Pull every line containing "deleyd" out of the listing below.

<<<<

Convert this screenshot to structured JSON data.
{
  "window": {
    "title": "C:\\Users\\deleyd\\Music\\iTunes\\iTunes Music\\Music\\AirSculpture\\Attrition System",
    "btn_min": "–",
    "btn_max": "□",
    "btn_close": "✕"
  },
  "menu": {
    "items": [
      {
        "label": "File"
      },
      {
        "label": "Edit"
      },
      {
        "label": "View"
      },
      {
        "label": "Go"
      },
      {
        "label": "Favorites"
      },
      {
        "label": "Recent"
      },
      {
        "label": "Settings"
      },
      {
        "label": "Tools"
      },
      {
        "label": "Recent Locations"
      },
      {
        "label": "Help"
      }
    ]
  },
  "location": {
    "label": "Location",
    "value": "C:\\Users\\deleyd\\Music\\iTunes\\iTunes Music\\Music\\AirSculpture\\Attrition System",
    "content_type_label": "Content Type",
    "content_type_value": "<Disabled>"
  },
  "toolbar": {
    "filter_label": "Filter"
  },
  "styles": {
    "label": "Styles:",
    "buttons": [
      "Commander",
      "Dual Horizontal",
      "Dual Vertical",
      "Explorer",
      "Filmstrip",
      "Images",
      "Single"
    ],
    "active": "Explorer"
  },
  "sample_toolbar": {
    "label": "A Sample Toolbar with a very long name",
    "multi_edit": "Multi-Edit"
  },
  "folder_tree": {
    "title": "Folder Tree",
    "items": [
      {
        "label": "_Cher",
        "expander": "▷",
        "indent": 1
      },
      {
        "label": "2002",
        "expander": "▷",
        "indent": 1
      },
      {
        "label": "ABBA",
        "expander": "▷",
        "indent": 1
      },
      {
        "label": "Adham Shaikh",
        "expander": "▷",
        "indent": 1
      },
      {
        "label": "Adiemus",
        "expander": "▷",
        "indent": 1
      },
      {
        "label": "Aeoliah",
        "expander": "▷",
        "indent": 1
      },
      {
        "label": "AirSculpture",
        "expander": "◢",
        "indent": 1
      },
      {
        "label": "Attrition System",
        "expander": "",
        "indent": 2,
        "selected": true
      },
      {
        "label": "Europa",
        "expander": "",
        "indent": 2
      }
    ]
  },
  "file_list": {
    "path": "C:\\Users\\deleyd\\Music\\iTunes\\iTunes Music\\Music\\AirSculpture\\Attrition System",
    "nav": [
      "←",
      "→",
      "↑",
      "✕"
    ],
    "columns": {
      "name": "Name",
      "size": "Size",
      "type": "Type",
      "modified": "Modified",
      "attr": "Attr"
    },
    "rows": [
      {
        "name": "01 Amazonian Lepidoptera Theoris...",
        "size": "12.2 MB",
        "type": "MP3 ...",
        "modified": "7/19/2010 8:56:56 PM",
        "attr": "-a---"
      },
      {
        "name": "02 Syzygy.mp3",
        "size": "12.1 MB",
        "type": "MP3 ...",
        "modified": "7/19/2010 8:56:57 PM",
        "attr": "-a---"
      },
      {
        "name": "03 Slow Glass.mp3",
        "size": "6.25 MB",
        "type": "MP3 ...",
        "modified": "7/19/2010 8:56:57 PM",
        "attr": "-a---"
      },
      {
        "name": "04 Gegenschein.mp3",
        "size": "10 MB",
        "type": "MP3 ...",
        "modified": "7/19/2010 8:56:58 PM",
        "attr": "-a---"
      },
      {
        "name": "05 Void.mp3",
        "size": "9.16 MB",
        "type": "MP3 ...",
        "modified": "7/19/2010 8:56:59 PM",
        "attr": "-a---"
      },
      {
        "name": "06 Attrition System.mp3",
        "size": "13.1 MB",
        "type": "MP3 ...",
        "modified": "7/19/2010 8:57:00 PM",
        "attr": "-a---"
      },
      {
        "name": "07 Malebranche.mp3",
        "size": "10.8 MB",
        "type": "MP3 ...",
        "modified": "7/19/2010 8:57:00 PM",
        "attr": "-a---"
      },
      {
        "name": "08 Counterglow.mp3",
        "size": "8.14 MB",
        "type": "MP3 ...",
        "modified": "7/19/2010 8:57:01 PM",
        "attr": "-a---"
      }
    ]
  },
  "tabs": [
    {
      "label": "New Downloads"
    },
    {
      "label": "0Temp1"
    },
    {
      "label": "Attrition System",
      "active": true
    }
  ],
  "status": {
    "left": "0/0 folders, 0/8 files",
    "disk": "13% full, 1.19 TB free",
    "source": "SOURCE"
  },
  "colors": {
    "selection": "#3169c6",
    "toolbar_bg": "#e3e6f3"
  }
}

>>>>

» RESPONSE
    "title": "C:\\Users\\deleyd\\Music\\iTunes\\iTunes Music\\Music\\AirSculpture\\Attrition System",
    "value": "C:\\Users\\deleyd\\Music\\iTunes\\iTunes Music\\Music\\AirSculpture\\Attrition System",
    "path": "C:\\Users\\deleyd\\Music\\iTunes\\iTunes Music\\Music\\AirSculpture\\Attrition System",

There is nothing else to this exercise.